- EXERCISE -
The expected output is every entry, repeated exactly.

- EXTRACTED RECORDS -
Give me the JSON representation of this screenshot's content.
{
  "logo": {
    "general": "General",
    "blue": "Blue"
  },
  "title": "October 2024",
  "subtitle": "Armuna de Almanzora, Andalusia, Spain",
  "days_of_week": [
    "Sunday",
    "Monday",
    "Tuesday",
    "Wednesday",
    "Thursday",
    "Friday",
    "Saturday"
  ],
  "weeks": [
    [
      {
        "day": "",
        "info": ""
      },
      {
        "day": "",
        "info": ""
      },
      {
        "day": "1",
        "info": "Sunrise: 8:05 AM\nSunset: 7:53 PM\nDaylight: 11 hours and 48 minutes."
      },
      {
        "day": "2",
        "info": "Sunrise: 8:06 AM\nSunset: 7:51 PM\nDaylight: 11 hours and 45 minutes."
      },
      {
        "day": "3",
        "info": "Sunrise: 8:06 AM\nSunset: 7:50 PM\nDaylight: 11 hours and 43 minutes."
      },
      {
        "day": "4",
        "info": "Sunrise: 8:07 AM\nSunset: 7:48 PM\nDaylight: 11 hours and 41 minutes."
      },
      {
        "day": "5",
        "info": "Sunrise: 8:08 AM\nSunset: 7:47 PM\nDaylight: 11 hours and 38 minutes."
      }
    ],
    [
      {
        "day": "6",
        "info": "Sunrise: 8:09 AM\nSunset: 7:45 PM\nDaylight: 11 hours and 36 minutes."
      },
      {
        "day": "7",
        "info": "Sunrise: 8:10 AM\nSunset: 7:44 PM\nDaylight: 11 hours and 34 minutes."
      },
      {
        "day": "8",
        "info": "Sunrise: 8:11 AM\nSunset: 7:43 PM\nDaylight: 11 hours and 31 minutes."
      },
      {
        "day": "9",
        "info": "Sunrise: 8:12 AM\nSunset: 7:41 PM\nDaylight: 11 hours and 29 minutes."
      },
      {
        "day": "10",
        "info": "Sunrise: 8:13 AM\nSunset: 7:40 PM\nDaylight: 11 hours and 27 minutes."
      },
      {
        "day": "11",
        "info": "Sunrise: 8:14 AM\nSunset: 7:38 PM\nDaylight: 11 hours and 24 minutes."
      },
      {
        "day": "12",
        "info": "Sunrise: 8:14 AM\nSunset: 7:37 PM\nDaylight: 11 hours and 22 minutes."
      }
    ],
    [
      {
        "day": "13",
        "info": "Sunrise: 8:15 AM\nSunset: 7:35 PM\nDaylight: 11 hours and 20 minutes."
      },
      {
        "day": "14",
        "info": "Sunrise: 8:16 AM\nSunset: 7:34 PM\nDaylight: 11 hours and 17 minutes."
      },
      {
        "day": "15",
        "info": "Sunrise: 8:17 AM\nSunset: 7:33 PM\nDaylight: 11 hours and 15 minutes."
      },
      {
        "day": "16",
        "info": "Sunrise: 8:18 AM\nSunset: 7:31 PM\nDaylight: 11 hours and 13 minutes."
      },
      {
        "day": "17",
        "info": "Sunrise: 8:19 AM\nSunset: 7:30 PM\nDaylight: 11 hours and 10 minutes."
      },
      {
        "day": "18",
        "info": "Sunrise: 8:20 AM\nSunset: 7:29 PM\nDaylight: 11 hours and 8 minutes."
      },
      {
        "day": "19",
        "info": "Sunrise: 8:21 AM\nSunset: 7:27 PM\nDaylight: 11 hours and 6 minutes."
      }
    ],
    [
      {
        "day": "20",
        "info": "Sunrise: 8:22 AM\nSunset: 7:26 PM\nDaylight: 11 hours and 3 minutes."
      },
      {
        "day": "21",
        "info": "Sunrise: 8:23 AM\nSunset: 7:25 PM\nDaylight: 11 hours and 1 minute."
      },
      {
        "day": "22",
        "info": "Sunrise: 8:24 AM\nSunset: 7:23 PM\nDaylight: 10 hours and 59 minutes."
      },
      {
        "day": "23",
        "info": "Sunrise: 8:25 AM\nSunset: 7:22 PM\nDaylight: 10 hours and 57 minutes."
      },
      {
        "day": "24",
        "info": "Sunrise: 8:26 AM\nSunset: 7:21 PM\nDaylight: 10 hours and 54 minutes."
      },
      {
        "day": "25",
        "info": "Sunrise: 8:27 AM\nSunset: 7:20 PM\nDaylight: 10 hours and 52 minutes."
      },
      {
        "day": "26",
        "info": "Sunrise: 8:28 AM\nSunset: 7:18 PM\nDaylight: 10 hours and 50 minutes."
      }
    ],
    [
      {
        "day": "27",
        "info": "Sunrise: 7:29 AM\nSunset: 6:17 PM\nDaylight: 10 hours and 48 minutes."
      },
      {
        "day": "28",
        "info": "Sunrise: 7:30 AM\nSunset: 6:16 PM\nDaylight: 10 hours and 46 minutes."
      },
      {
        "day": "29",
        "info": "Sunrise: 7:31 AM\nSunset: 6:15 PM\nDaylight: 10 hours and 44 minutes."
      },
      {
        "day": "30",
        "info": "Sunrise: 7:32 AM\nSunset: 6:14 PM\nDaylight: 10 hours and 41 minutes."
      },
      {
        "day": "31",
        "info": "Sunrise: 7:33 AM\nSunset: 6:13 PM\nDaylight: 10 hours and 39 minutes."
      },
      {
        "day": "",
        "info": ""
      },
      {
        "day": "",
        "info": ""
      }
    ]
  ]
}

- ANSWER BOX -
Give me the JSON representation of this screenshot's content.
{
  "logo": {
    "general": "General",
    "blue": "Blue"
  },
  "title": "October 2024",
  "subtitle": "Armuna de Almanzora, Andalusia, Spain",
  "days_of_week": [
    "Sunday",
    "Monday",
    "Tuesday",
    "Wednesday",
    "Thursday",
    "Friday",
    "Saturday"
  ],
  "weeks": [
    [
      {
        "day": "",
        "info": ""
      },
      {
        "day": "",
        "info": ""
      },
      {
        "day": "1",
        "info": "Sunrise: 8:05 AM\nSunset: 7:53 PM\nDaylight: 11 hours and 48 minutes."
      },
      {
        "day": "2",
        "info": "Sunrise: 8:06 AM\nSunset: 7:51 PM\nDaylight: 11 hours and 45 minutes."
      },
      {
        "day": "3",
        "info": "Sunrise: 8:06 AM\nSunset: 7:50 PM\nDaylight: 11 hours and 43 minutes."
      },
      {
        "day": "4",
        "info": "Sunrise: 8:07 AM\nSunset: 7:48 PM\nDaylight: 11 hours and 41 minutes."
      },
      {
        "day": "5",
        "info": "Sunrise: 8:08 AM\nSunset: 7:47 PM\nDaylight: 11 hours and 38 minutes."
      }
    ],
    [
      {
        "day": "6",
        "info": "Sunrise: 8:09 AM\nSunset: 7:45 PM\nDaylight: 11 hours and 36 minutes."
      },
      {
        "day": "7",
        "info": "Sunrise: 8:10 AM\nSunset: 7:44 PM\nDaylight: 11 hours and 34 minutes."
      },
      {
        "day": "8",
        "info": "Sunrise: 8:11 AM\nSunset: 7:43 PM\nDaylight: 11 hours and 31 minutes."
      },
      {
        "day": "9",
        "info": "Sunrise: 8:12 AM\nSunset: 7:41 PM\nDaylight: 11 hours and 29 minutes."
      },
      {
        "day": "10",
        "info": "Sunrise: 8:13 AM\nSunset: 7:40 PM\nDaylight: 11 hours and 27 minutes."
      },
      {
        "day": "11",
        "info": "Sunrise: 8:14 AM\nSunset: 7:38 PM\nDaylight: 11 hours and 24 minutes."
      },
      {
        "day": "12",
        "info": "Sunrise: 8:14 AM\nSunset: 7:37 PM\nDaylight: 11 hours and 22 minutes."
      }
    ],
    [
      {
        "day": "13",
        "info": "Sunrise: 8:15 AM\nSunset: 7:35 PM\nDaylight: 11 hours and 20 minutes."
      },
      {
        "day": "14",
        "info": "Sunrise: 8:16 AM\nSunset: 7:34 PM\nDaylight: 11 hours and 17 minutes."
      },
      {
        "day": "15",
        "info": "Sunrise: 8:17 AM\nSunset: 7:33 PM\nDaylight: 11 hours and 15 minutes."
      },
      {
        "day": "16",
        "info": "Sunrise: 8:18 AM\nSunset: 7:31 PM\nDaylight: 11 hours and 13 minutes."
      },
      {
        "day": "17",
        "info": "Sunrise: 8:19 AM\nSunset: 7:30 PM\nDaylight: 11 hours and 10 minutes."
      },
      {
        "day": "18",
        "info": "Sunrise: 8:20 AM\nSunset: 7:29 PM\nDaylight: 11 hours and 8 minutes."
      },
      {
        "day": "19",
        "info": "Sunrise: 8:21 AM\nSunset: 7:27 PM\nDaylight: 11 hours and 6 minutes."
      }
    ],
    [
      {
        "day": "20",
        "info": "Sunrise: 8:22 AM\nSunset: 7:26 PM\nDaylight: 11 hours and 3 minutes."
      },
      {
        "day": "21",
        "info": "Sunrise: 8:23 AM\nSunset: 7:25 PM\nDaylight: 11 hours and 1 minute."
      },
      {
        "day": "22",
        "info": "Sunrise: 8:24 AM\nSunset: 7:23 PM\nDaylight: 10 hours and 59 minutes."
      },
      {
        "day": "23",
        "info": "Sunrise: 8:25 AM\nSunset: 7:22 PM\nDaylight: 10 hours and 57 minutes."
      },
      {
        "day": "24",
        "info": "Sunrise: 8:26 AM\nSunset: 7:21 PM\nDaylight: 10 hours and 54 minutes."
      },
      {
        "day": "25",
        "info": "Sunrise: 8:27 AM\nSunset: 7:20 PM\nDaylight: 10 hours and 52 minutes."
      },
      {
        "day": "26",
        "info": "Sunrise: 8:28 AM\nSunset: 7:18 PM\nDaylight: 10 hours and 50 minutes."
      }
    ],
    [
      {
        "day": "27",
        "info": "Sunrise: 7:29 AM\nSunset: 6:17 PM\nDaylight: 10 hours and 48 minutes."
      },
      {
        "day": "28",
        "info": "Sunrise: 7:30 AM\nSunset: 6:16 PM\nDaylight: 10 hours and 46 minutes."
      },
      {
        "day": "29",
        "info": "Sunrise: 7:31 AM\nSunset: 6:15 PM\nDaylight: 10 hours and 44 minutes."
      },
      {
        "day": "30",
        "info": "Sunrise: 7:32 AM\nSunset: 6:14 PM\nDaylight: 10 hours and 41 minutes."
      },
      {
        "day": "31",
        "info": "Sunrise: 7:33 AM\nSunset: 6:13 PM\nDaylight: 10 hours and 39 minutes."
      },
      {
        "day": "",
        "info": ""
      },
      {
        "day": "",
        "info": ""
      }
    ]
  ]
}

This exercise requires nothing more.